The final section of the Theragatha of the Khuddaka Nikaya contains fifteen poems composed by Venerable Vangisa, the monk whom the Buddha had designated as his foremost disciple in the composition of spontaneous verse. The subject of these poems ranges widely: from expressions of Vangisa's own inner struggles and setbacks in Dhamma practice, to verses in praise of the Buddha and some of his great discciples, to verses in celebration of Vangisa's final attainment of arahantship. This book contains a carefully annotated translation of these poems (accompanied by the Pali text), along with a helpful Introduction that places them in their historical and literary context.

Note: The suttas from this book (Thag 21, Vv 1.16, and Vv 3.7) have also been indexed and added to the website's sutta archive.

  • MN 101: Devadaha Sutta — To Devadaha {M ii 214} [Thanissaro]. The Buddha refutes a Jain theory of kamma, which claims that one's present experience is determined solely by one's actions in past lives, and that the only way to undo the effects of past unskillful actions is to "burn them away" through severe practices of austerity. The Buddha here outlines one of his most important teachings on kamma: that it is both the results of past deeds and present actions that shape one's experience of the present. It is precisely this interaction of present and past that opens up the very possibility of Awakening.
  • SN 36.21: Sivaka Sutta — To Sivaka {S iv 230; CDB ii 1278} [Thanissaro]. (New translation.) The Buddha explains that present experience cannot be described solely in terms of the results of past actions (kamma).
  • DN 31: Sigalovada Sutta — The Buddha's Advice to Sigalaka {D iii 180} [Kelly/Sawyer/Yareham]. The householder's code of discipline, as described by the Buddha to the layman Sigala.

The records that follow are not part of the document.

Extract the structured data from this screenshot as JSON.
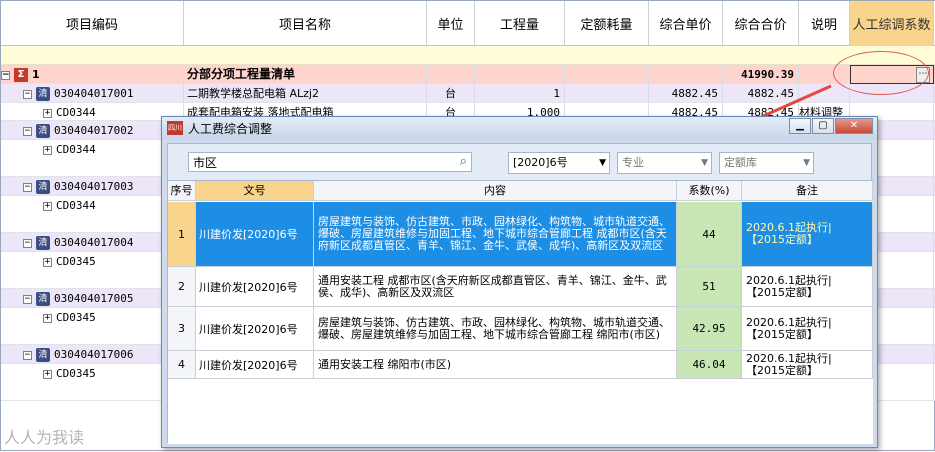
{
  "main": {
    "columns": [
      "项目编码",
      "项目名称",
      "单位",
      "工程量",
      "定额耗量",
      "综合单价",
      "综合合价",
      "说明",
      "人工综调系数"
    ],
    "summary": {
      "code": "1",
      "name": "分部分项工程量清单",
      "total": "41990.39"
    },
    "rows": [
      {
        "kind": "item",
        "code": "030404017001",
        "name": "二期教学楼总配电箱 ALzj2",
        "unit": "台",
        "qty": "1",
        "price": "4882.45",
        "total": "4882.45"
      },
      {
        "kind": "sub",
        "code": "CD0344",
        "name": "成套配电箱安装 落地式配电箱",
        "unit": "台",
        "qty": "1.000",
        "price": "4882.45",
        "total": "4882.45",
        "note": "材料调整"
      },
      {
        "kind": "item",
        "code": "030404017002"
      },
      {
        "kind": "sub",
        "code": "CD0344"
      },
      {
        "kind": "item",
        "code": "030404017003"
      },
      {
        "kind": "sub",
        "code": "CD0344"
      },
      {
        "kind": "item",
        "code": "030404017004"
      },
      {
        "kind": "sub",
        "code": "CD0345"
      },
      {
        "kind": "item",
        "code": "030404017005"
      },
      {
        "kind": "sub",
        "code": "CD0345"
      },
      {
        "kind": "item",
        "code": "030404017006"
      },
      {
        "kind": "sub",
        "code": "CD0345"
      }
    ]
  },
  "dialog": {
    "title": "人工费综合调整",
    "icon_text": "四川",
    "search_value": "市区",
    "filters": {
      "doc": "[2020]6号",
      "major": "专业",
      "library": "定额库"
    },
    "columns": [
      "序号",
      "文号",
      "内容",
      "系数(%)",
      "备注"
    ],
    "rows": [
      {
        "idx": "1",
        "doc": "川建价发[2020]6号",
        "content": "房屋建筑与装饰、仿古建筑、市政、园林绿化、构筑物、城市轨道交通、爆破、房屋建筑维修与加固工程、地下城市综合管廊工程 成都市区(含天府新区成都直管区、青羊、锦江、金牛、武侯、成华)、高新区及双流区",
        "coef": "44",
        "note": "2020.6.1起执行|【2015定额】"
      },
      {
        "idx": "2",
        "doc": "川建价发[2020]6号",
        "content": "通用安装工程 成都市区(含天府新区成都直管区、青羊、锦江、金牛、武侯、成华)、高新区及双流区",
        "coef": "51",
        "note": "2020.6.1起执行|【2015定额】"
      },
      {
        "idx": "3",
        "doc": "川建价发[2020]6号",
        "content": "房屋建筑与装饰、仿古建筑、市政、园林绿化、构筑物、城市轨道交通、爆破、房屋建筑维修与加固工程、地下城市综合管廊工程 绵阳市(市区)",
        "coef": "42.95",
        "note": "2020.6.1起执行|【2015定额】"
      },
      {
        "idx": "4",
        "doc": "川建价发[2020]6号",
        "content": "通用安装工程 绵阳市(市区)",
        "coef": "46.04",
        "note": "2020.6.1起执行|【2015定额】"
      }
    ]
  },
  "watermark": "人人为我读"
}
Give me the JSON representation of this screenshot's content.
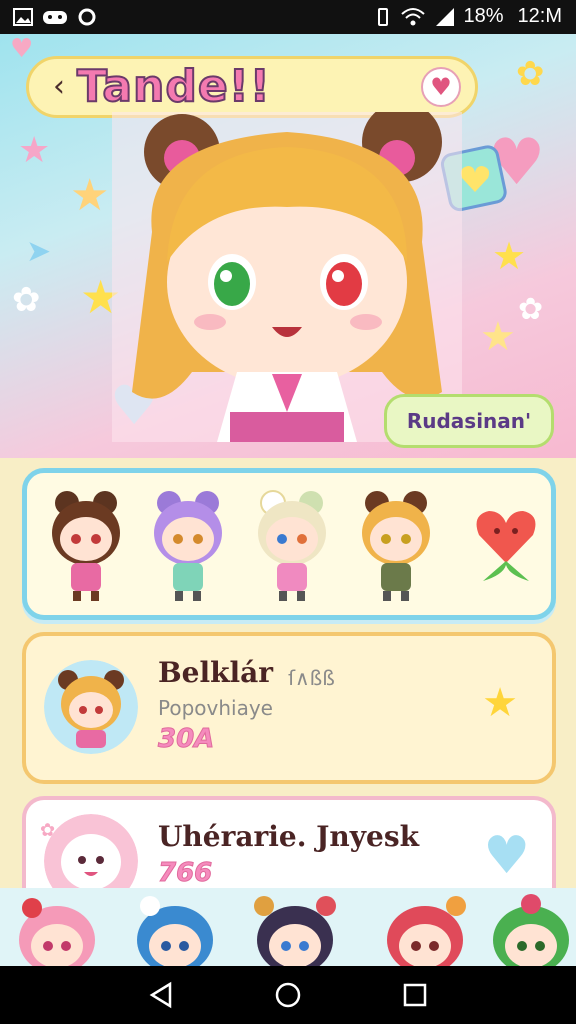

This sutta offers valuable practical advice for householders on how to conduct themselves skillfully in their relationships with parents, spouses, children, pupils, teachers, employers, employees, friends, and spiritual mentors so as to bring happiness to all concerned.
The Buddha's Encounters with Mara the Tempter: Their Representation in Literature and Art, by Ananda W.P. Guruge (Buddhist Publication Society Wheel Publication No. 419; 1997; 68k/19pp.) [PDF icon]
An exploration of various canonical and extra-canonical accounts of the Buddha's encounters with Mara, the symbolic embodiment of desire and death, in his role as the Tempter. By referring to later Sanskrit literature and Buddhist art, the author traces the development of the Mara legend through history, and paints a more complete portrait of Mara than can be discerned from his fleeting appearances in the Suttas alone.